Page and application data records
- - -
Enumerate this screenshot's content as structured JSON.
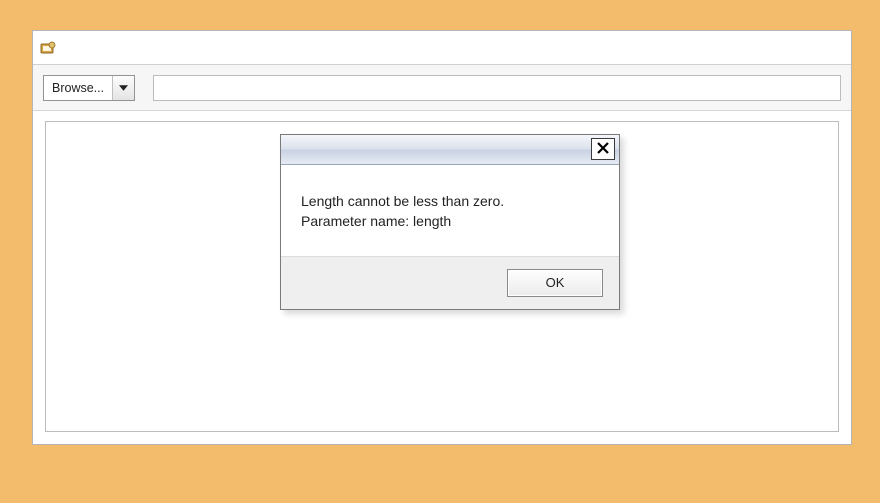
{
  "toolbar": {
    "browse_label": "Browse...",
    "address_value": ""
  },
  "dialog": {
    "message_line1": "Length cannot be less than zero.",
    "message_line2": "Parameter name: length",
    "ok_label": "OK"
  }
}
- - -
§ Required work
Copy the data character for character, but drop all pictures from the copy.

§ Result of this exercise
Enumerate this screenshot's content as structured JSON.
{
  "toolbar": {
    "browse_label": "Browse...",
    "address_value": ""
  },
  "dialog": {
    "message_line1": "Length cannot be less than zero.",
    "message_line2": "Parameter name: length",
    "ok_label": "OK"
  }
}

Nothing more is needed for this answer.